___ Records supplied

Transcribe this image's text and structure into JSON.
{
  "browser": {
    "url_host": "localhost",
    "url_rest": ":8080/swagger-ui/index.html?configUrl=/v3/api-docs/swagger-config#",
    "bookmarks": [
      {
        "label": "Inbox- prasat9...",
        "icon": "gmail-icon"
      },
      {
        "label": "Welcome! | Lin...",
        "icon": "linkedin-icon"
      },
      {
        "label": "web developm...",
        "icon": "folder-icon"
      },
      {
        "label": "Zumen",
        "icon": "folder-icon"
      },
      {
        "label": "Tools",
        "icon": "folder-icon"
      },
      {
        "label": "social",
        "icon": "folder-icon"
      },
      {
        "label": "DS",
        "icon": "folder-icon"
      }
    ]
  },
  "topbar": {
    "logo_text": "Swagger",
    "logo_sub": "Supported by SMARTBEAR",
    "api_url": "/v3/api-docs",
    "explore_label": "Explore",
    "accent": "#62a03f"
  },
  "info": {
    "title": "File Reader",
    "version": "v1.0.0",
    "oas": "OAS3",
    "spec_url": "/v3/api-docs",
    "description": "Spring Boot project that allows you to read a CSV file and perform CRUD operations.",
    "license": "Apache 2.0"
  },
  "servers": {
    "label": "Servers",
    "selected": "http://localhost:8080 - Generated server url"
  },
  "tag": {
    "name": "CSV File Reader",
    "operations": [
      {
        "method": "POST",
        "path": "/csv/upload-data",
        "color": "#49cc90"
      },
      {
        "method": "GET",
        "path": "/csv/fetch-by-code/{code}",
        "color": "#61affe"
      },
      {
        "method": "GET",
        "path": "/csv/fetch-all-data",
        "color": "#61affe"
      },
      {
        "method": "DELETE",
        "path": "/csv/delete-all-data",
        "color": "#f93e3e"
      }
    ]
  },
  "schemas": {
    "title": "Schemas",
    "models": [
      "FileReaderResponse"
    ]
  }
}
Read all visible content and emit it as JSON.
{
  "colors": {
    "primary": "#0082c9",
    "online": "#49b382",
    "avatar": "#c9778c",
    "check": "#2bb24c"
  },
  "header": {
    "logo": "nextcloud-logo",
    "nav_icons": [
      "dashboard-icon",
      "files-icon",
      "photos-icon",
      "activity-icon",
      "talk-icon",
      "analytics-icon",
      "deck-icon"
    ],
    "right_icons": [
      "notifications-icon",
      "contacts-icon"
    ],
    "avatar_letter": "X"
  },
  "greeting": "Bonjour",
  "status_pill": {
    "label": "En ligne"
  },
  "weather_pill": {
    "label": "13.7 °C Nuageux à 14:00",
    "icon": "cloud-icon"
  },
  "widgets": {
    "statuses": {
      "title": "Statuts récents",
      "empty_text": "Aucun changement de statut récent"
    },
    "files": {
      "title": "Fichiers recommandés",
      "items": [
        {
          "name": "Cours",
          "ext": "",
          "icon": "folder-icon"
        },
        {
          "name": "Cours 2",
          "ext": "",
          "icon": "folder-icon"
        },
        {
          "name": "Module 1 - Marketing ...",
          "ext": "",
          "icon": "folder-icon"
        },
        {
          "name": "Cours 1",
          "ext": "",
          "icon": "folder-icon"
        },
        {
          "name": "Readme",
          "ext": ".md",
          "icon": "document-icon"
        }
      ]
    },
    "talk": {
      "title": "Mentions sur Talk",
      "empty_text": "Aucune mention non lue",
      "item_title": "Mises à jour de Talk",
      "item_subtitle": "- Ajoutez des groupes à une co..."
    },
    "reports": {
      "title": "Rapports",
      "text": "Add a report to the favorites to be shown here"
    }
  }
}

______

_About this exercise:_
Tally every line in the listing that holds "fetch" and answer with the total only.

_Final answer:_
2